Where did you and Montgomery come up with the nickname Hot KoCo?
After we started dating in 2018 and were in our tour vehicle—it has a big zombie on the side; that’s why it’s called the Freak—we asked our social media followers, What do you think our tour name should be? It came from one of my fans. Now, when people see us, they don’t even say, Hey, it’s Kona and Colten. It’s, Hey, it’s Hot KoCo. It’s cool—a celebrity moment you never thought you’d get in disc golf.
California is home now, but did learning to play in Colorado affect your game?
We always say that we grew up throwing harder to throw farther, just because the elevation changes the way the discs fly. A lot of the Coloradans on the road are bombers. I like to give credit to Colorado for having to throw hard.
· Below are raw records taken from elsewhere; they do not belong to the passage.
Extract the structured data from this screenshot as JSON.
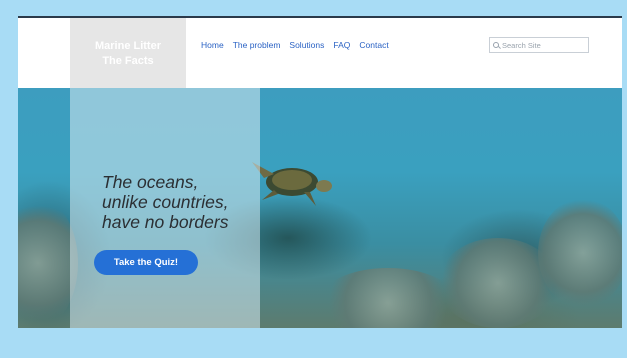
{
  "site": {
    "logo_line1": "Marine Litter",
    "logo_line2": "The Facts"
  },
  "nav": {
    "items": [
      {
        "label": "Home"
      },
      {
        "label": "The problem"
      },
      {
        "label": "Solutions"
      },
      {
        "label": "FAQ"
      },
      {
        "label": "Contact"
      }
    ]
  },
  "search": {
    "placeholder": "Search Site",
    "icon": "search-icon"
  },
  "hero": {
    "headline_line1": "The oceans,",
    "headline_line2": "unlike countries,",
    "headline_line3": "have no borders",
    "cta_label": "Take the Quiz!"
  },
  "colors": {
    "frame_bg": "#a8dcf5",
    "nav_link": "#2a62c4",
    "cta_bg": "#2570d6",
    "logo_box": "#e6e6e6"
  }
}
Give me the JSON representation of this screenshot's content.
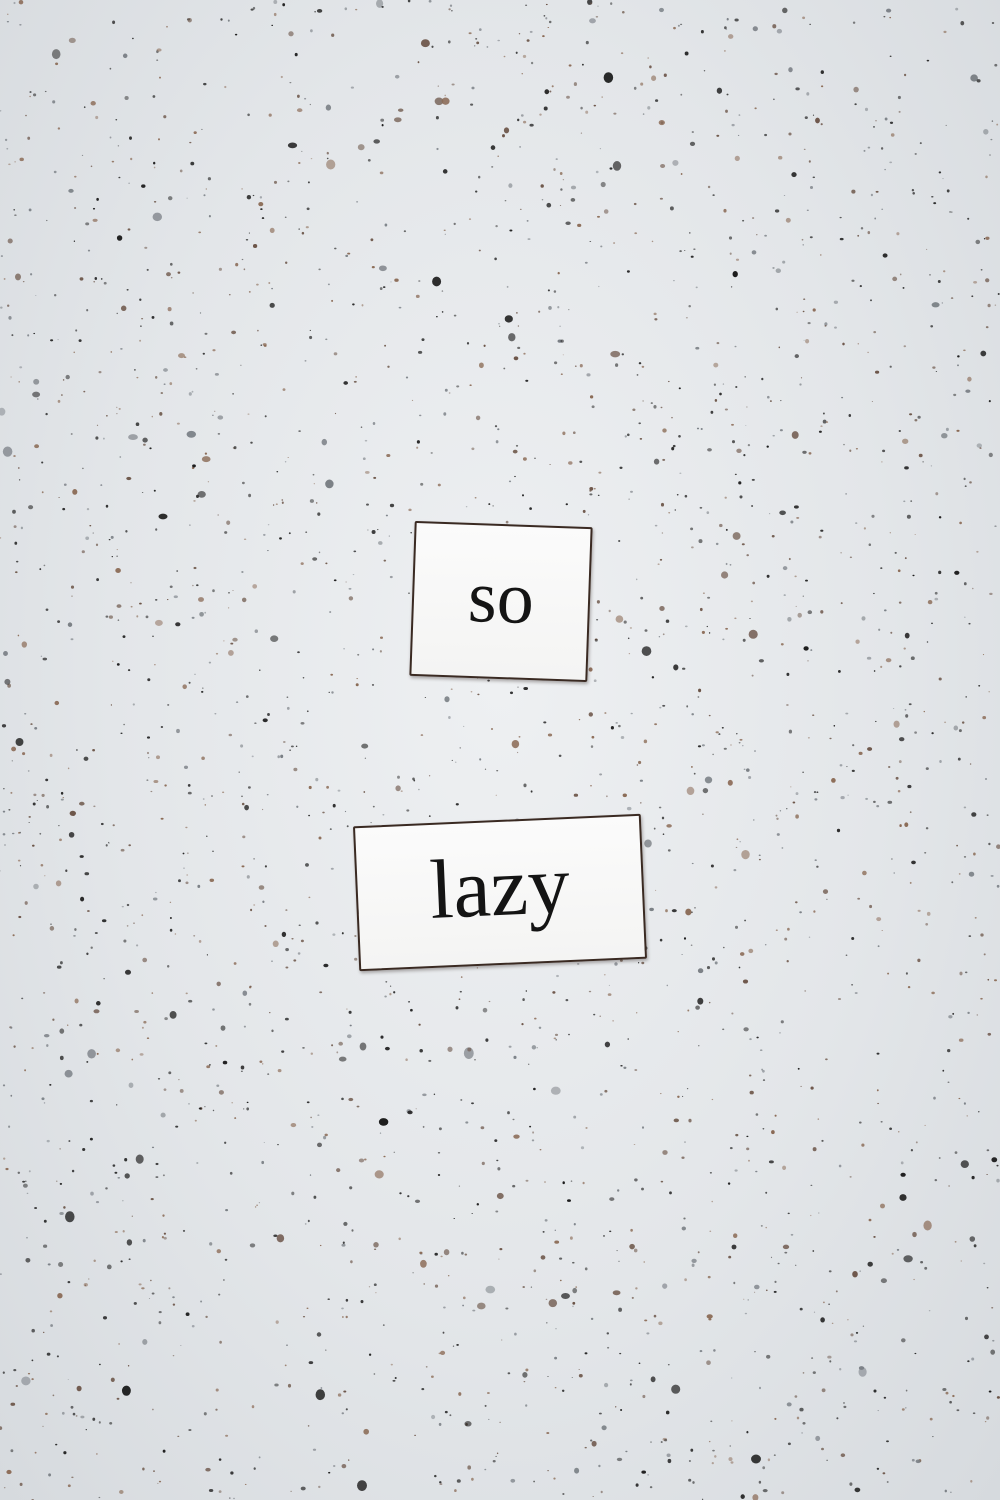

It’s given me a lot of distance.
What’s next in the sport’s evolution?
We’re just looking for that ESPN debut. Right now, we’re very YouTube- and Disc Golf Network–based. It’d be cool to see a bigger sponsor get involved—for a Coca-Cola or a Gatorade to be like, You know what, let’s put all our eggs in disc golf.